Two aspects of this can be underlined. First the absence of individual testimonies. The last question (reported in this article) asked by the defendant lawyer to plaintiff’s expert is to name a single member of Students for Fair Admissions who had been rejected by Harvard. The organization did not plan to call any Asian-American students who were rejected from Harvard to testify. The quantitative analysis thus became the central part of the claim, in the absence of flesh-and-blood plaintiffs. It echoes a famous case where the 8,000 pages of written reports produced by two economists were not enough in the absence of victims’ voices on the side of the plaintiff (EEOC v. Sears Roebuck, 1988).
Second, the centrality of statistical analysis.
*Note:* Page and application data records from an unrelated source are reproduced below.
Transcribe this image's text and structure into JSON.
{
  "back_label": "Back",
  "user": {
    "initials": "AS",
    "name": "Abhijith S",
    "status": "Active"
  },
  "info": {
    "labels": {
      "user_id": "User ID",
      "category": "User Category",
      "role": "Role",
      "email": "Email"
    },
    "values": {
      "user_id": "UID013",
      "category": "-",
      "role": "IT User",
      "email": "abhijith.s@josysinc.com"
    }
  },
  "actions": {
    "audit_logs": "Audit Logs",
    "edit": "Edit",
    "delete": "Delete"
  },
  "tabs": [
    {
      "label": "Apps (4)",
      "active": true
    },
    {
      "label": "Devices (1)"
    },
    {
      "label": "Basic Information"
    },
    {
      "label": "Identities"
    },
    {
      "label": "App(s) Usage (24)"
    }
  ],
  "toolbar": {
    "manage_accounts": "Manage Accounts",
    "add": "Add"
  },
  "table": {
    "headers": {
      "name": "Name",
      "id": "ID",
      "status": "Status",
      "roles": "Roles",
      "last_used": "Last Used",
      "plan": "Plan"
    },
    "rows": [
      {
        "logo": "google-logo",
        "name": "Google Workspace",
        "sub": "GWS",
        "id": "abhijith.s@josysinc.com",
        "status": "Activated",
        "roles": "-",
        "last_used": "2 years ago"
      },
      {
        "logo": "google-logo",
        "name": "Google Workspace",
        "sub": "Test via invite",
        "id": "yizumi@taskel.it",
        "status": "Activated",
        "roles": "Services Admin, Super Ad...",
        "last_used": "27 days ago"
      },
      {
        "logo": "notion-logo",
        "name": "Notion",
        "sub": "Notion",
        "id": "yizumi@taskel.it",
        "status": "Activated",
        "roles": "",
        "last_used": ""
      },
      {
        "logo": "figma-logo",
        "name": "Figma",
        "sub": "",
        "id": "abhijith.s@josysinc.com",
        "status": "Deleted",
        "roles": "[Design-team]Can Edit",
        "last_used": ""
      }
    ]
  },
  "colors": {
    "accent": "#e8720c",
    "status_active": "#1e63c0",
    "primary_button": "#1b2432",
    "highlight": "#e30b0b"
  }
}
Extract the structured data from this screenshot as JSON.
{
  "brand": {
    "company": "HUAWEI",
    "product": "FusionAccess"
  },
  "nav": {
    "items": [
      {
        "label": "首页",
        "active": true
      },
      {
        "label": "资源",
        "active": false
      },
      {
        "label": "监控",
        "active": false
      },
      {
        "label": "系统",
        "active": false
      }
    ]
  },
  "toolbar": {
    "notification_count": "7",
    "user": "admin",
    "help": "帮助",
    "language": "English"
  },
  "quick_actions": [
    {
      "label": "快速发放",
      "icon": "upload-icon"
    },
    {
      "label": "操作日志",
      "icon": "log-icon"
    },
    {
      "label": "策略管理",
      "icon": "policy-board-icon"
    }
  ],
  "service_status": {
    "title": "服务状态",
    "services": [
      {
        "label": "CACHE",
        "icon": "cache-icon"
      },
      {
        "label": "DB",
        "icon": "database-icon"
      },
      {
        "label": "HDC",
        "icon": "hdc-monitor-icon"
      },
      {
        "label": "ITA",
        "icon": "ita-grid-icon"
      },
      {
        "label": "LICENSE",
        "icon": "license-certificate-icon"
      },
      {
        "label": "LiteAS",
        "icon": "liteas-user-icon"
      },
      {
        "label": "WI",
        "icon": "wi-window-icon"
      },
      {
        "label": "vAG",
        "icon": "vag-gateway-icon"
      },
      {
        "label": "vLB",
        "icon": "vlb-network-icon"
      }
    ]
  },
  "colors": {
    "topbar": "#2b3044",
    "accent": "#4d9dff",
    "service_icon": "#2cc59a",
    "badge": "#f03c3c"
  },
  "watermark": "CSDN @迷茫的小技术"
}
Examining quantitative analysis can take centre stage, compared to other testimonies, and especially individual testimonies. In some cases, it is the result of the nature of the trial (the structure of the case can be statistical in nature for example); it could also be a strategy to frame a trial as a “battle of experts”. One aspect of this battle is that expert witnesses’ testimonies are not decisive in themselves, but in the way they help to destroy the other party’s narrative, as well as in their ability to constitute “backfire”. Traditional strategies of this organized scepticism are based on what Collins calls the “experimenter’s regress”: There can always be scientific valid alternatives to one expert’s choices. It can also consist in increasing the number of causal factors to undermine the other expert’s causality claims (see e.g. Brandmayr’s analysis of L’Aquila trial).
Important differences between the 1970s and 1980s, and today, is the development of economics (and econometrics) training for the legal profession and the tremendous improvement of information systems on experts witnesses in particular, but also on cases and methods to be used. What is strikingly similar however is the way the social sciences are exposed in court. Legal settings reveal the social construction of sciences and how current practices are shaped by a variety of factors.
“The prevalent assumption was that scientific truth or consensus was always ‘out there’ for the law to find and that any failure to accomplish this goal was due to imperfections in the machinery of the law. Social studies of science pose a fundamental challenge to this relatively comfortable assessment. The difficulty of locating facts, truth, or consensus now seems to be embedded in the way science works.” (Jasanoff 1992, p. 356)
Social scientists then have to face the fact “the role they are asked to play” (Brandmayr 2017, p.348) can also have an important impact on the issue at stake, along with the scientific knowledge they produced.
The Harvard trial is, after all, about admissions policy and transparency about the criteria used and their measurability as well as objectivity. In that regard, what seems at stake is Harvard’s use of race in its admissions, as well as many other factors—e.g. the very existence of legacy applicants has been also under fire, though to a much lesser extent. Proving that Harvard discriminates against Asian Americans would constitute a case against race-conscious admissions, while the way Harvard actually uses race in his admissions is not agreed on. The trial is about the public discussion of Harvard’s standards of admission and actual practices. Written guidelines, apparently submitted by Harvard during the trial, are exactly what such trials are about: forcing an institution to uncover its practices. Harvard’s practices can be inferred from decisions as observed using quantitative data, but also by asking admission officers to justify their activities. Echoing an old methodological battle on the way choices are observed, observing the battle of economists in courts acts as a reminder that a trial is essentially an exercise in weighting the pluralism of evidence.